Sunday, August 17, 2008

The Joys of Being Angry

Some days, don't you wake up thinking, "Hey, I'm not mad enough"? Well, I have a sure-fired remedy!

I just finished a double-feature, courtesy of Netflix, and I have to say I'm significantly more angry than I was before watching these movies.

First up, "Who Killed the Electic Car?" Ah, the joys of big auto doing its best to kill off any possibility of weening ourselves off foreign oil.

Second in the line-up, "Why We Fight." This film is one of the most thought-provoking films I've ever seen, and does a great job of having a perspective, without flaunting it's agenda. Make of the facts what you will, but it's hard to avoid some conclusions that baffle and anger.

One of the themes in "Why We Fight" has to do with America's ongoing pattern of using our military might to pursue our self-interest. I'm all about self-interest, but recent events really make one think about our occasional (some would say frequent) hypocrisy. We invade Iqaq, then when Russia moves into Georgia, our leaders, even at the highest, start huffing and puffing about the fact that the world is a different place now, that nations cannot just impose their military might on other nations, and certainly can't invade other countries without provocation.

Oops. You kind wonder where we got that "arrogant" tag, huh?

These films will really get you going. Getting a handle on what drives our militarism isn't an easy task, and it leaves you feeling a bit powerless when you realize this pattern transcends individuals and administrations.

Prominent in "Why We Fight" is the farewell speech by Eisenhower, which included these amazing (and widely ignored or forgotten) words: "In the councils of government, we must guard against the acquisition of unwarranted influence, whether sought or unsought, by the military-industrial complex. The potential for the disastrous rise of misplaced power exists and will persist. We must never let the weight of this combination endanger our liberties or democratic processes. We should take nothing for granted. Only an alert and knowledgeable citizenry can compel the proper meshing of the huge industrial and military machinery of defense with our peaceful methods and goals, so that security and liberty may prosper together."

Does a little thing called the Roman Empire ring any bells?


Jonderson said...

Precisely why you shortly thereafter saw the development of efforts to slowly abandon support for the public education system.

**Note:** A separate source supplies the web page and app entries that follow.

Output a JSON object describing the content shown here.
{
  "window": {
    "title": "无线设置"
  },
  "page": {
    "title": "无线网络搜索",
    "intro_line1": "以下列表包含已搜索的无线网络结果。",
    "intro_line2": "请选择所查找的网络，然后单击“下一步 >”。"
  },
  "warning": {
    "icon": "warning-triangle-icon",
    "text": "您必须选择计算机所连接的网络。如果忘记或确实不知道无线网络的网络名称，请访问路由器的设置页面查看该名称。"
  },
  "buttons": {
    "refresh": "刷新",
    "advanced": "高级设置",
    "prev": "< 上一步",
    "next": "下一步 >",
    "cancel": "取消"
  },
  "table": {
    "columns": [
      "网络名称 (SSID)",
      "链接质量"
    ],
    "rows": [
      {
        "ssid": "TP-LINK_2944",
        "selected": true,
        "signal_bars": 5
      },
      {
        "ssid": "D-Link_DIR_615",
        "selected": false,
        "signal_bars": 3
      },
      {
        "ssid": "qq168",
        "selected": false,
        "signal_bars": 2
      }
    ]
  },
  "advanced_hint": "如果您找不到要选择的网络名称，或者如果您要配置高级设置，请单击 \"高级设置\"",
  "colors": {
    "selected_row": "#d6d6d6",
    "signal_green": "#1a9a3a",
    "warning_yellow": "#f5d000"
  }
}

If the only weapon against the overdevelopment of the military industrial system is an educated citizenry, then we have been systematically disarmed little by little since the day Eisenhower uttered these words.

Chris Robinson said...

See? My blogs are not so crazy afterall.

Chris Robinson said...

Want another angry fest? Watch OutFoxed. It is all about how Fox News is run. Pure scum. All of them.